Would YOU be offended at being called ‘childless’? Women brand terms like ‘childfree’ ‘crass’ and ‘insensitive’ – but are slammed for trying to ‘erase words from the English language’
- An anonymous woman thought to be UK-based said dislikes the term ‘childless’
- This prompted a lively debate around which terminology should be used
- Critics hit back and said they were getting ‘outraged’ over ‘nothing’
Women without children were slammed for being ‘over sensitive’ after they took issue with the terms ‘childless’ and ‘childfree’ in a heated online debate.
The Mumsnet thread was kickstarted by a British woman who said she disliked the term ‘childless’ after it was used by TV presenter Katie Piper in a recent Loose Women debate.
The post was met with agreement by dozens of other women who described the term as ‘crass’. They also said the word ‘childfree’, sometimes used as an alternative’ was ‘dehumanising’ to children because it made them sound like a ‘commodity’.
However others hit back against the argument, noting it appeared they wanted to be ‘offended over nothing’ and questioned what term would be appropriate if ‘childless’ and ‘childfree’ were ruled to be too offensive.
Women without children were slammed for being ‘over sensitive’ after they took issue with the terms ‘childless’ and ‘childfree’ in a heated online debate. Stock image
The Mumsnet thread was kickstarted by a British woman who said she disliked the term ‘childless’ after it was used by TV presenter Katie Piper in a recent Loose Women debate
The original poster wrote: ‘Watching loose women today, Katie Piper – not for the first time – used “childless” in reference to women without children.
‘Previously she has also said that she dreads employers who are childless because they lack the empathy for women with child care needs. I wish people would stop using “childless” as a description for people who are not parents.’
Multiple posters thought the term childfree could be taken offensively, with one writing: ‘I’ve heard childfree but then that can imply that children are a massive burden.’
Another agreed, adding: ‘I don’t like the implications of childfree. You may personally think children are a burden, but we shouldn’t use such a loaded word when speaking in general. I understand that childless isn’t exactly neutral either, but perhaps in time it will lose its negative side.’
Posters were divided on the issue, with some claiming ‘childfree’ is also an ‘offensive’ term
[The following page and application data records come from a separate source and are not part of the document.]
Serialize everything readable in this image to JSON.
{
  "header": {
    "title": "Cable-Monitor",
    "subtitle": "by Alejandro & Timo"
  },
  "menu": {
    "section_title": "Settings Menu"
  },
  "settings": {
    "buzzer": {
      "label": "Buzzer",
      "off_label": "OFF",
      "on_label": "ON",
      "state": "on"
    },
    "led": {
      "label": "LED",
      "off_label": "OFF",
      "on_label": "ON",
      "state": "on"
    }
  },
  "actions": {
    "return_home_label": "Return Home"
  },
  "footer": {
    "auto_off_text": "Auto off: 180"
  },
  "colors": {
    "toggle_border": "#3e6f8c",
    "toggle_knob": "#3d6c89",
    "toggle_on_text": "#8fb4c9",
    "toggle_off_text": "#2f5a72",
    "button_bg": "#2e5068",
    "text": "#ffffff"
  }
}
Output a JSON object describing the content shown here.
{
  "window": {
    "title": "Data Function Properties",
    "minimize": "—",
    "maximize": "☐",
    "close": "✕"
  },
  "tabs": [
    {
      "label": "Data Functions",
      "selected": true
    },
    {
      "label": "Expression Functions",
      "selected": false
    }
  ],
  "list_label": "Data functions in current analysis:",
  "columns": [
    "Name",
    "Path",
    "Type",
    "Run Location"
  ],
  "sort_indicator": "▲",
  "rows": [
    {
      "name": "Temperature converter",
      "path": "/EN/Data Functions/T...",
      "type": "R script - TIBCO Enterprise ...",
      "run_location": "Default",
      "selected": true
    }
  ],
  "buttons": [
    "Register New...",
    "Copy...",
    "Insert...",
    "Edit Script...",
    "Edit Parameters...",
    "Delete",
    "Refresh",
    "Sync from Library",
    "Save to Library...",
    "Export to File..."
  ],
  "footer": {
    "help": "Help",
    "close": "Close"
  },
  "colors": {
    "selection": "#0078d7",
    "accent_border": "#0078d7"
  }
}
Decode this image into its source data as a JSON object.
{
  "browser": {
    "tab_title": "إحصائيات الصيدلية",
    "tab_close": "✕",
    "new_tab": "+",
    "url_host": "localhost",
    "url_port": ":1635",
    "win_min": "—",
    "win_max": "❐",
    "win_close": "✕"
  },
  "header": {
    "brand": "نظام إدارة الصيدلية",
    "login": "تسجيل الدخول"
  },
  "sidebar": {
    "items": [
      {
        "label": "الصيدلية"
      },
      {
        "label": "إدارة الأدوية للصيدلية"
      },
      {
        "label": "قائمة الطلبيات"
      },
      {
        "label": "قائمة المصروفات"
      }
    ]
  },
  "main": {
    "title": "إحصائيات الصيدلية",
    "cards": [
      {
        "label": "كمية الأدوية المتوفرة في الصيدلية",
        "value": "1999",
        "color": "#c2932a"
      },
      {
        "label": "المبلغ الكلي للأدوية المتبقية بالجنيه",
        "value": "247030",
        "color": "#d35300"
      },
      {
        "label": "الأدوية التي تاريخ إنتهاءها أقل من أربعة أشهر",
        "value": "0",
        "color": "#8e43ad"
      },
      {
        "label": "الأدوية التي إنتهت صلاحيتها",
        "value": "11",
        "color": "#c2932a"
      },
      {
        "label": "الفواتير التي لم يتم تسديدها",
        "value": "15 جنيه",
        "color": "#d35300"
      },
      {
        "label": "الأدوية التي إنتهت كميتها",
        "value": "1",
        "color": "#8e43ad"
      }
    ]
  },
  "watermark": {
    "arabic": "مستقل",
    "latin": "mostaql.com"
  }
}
A further poster felt more strongly, saying: ‘I think childfree is far more offensive – and I don’t think many words are really offensive either.
‘Being free of something implies that it is rather a bad or undesirable thing. Bedbug-free, pain-free, disease-free.
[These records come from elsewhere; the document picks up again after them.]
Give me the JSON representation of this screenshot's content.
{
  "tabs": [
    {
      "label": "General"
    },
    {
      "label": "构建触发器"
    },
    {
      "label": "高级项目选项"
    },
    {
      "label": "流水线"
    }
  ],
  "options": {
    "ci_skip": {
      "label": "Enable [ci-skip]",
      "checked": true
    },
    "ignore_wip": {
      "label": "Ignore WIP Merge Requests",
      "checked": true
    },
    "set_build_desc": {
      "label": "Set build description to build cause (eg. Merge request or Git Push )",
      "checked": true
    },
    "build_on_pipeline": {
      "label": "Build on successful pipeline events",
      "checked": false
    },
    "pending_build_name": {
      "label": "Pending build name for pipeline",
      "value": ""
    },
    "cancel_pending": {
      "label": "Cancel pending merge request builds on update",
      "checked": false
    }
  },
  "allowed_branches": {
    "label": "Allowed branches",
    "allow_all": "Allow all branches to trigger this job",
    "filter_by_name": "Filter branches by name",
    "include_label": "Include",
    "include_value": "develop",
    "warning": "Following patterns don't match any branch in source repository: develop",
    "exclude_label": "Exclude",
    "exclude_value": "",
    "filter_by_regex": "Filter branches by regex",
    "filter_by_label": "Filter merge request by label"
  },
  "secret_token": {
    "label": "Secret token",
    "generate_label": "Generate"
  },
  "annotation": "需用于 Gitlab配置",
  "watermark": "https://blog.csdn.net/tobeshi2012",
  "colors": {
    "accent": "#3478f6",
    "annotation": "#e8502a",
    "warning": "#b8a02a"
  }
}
‘Can you imagine saying it about any other group of people? Woman-free, Asian-free, lesbian-free? It’s only possible because many think of children as a sort of lifestyle choice rather than as persons.
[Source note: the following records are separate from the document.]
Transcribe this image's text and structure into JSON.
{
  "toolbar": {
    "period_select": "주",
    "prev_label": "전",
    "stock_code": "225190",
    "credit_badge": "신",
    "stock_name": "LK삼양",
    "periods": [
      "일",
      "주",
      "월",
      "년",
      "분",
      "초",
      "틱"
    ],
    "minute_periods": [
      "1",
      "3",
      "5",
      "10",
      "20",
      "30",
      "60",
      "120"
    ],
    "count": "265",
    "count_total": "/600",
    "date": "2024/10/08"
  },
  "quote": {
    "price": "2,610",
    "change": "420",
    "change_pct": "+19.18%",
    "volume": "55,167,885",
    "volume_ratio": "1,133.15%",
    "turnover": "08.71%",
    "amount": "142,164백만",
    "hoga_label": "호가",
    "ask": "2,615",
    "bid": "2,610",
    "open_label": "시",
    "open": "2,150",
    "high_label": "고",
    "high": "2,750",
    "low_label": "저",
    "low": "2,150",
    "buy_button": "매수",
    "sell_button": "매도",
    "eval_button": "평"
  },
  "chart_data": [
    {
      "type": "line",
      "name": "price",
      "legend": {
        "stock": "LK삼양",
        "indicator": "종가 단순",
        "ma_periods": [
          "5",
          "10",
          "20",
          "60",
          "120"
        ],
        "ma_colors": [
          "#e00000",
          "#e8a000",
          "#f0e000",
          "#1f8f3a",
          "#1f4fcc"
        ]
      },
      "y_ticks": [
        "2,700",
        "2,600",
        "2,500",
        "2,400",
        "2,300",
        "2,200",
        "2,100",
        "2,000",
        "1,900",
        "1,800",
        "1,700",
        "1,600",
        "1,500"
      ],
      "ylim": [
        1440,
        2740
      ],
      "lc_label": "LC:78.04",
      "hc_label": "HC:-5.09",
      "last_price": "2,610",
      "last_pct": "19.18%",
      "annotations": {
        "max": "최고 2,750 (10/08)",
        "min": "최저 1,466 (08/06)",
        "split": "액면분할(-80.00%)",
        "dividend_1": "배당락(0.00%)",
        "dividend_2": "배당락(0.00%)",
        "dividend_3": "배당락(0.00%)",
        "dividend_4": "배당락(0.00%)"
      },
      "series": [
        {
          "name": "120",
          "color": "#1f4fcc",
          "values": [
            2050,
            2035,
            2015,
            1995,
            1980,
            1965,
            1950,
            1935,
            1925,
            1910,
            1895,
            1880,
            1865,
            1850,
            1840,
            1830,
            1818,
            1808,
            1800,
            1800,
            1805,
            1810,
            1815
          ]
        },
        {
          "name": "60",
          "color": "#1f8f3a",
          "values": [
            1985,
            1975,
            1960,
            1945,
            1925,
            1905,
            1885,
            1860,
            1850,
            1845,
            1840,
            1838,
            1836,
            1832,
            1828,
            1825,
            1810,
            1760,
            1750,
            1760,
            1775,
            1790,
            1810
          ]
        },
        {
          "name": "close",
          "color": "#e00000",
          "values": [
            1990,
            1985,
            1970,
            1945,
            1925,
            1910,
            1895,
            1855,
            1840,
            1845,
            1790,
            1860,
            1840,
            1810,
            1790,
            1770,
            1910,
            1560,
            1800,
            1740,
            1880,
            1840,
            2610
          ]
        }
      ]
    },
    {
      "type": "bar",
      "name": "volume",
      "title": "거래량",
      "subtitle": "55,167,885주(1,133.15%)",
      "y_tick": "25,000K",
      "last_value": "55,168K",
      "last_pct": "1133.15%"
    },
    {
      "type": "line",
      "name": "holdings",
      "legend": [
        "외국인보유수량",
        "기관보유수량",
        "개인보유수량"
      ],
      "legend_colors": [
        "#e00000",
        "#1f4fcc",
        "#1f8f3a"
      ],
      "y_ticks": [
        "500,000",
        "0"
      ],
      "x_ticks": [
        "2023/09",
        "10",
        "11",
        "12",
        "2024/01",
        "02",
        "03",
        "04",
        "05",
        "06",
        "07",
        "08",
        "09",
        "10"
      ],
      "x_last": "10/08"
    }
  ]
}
However others questioned why the issue needed to be debated, with one writing: ‘Why is there this culture of outrage at everything these days?’
Other posters felt that the term ‘childfree’ was appropriate for them, as the term ‘childless’ can imply that people want children but are unable to have them
Another added: ‘Oh FFS. I wish I had enough time to be outraged by a neutral term like “childless”. “Childfree” seems problematic.’
A third wrote: ‘You are unreasonable. It is the correct term. Just because you don’t like a word doesn’t mean it can be erased from the English language.’
Others noted the terms are typically only applied to women, not men, with one writing: ‘I agree with a PP, who said that the terms ‘childfree’ or ‘childless’ are only applied to to women, not to men.
‘When describing myself to to others, I say I don’t have children. If they ask, I say I couldn’t have children. It’s a couple of extra words to say, rather than a term which I myself find dismissive.’
For some posters, it is that so much value is placed on whether or not women have children that’s problematic, rather than the terminology used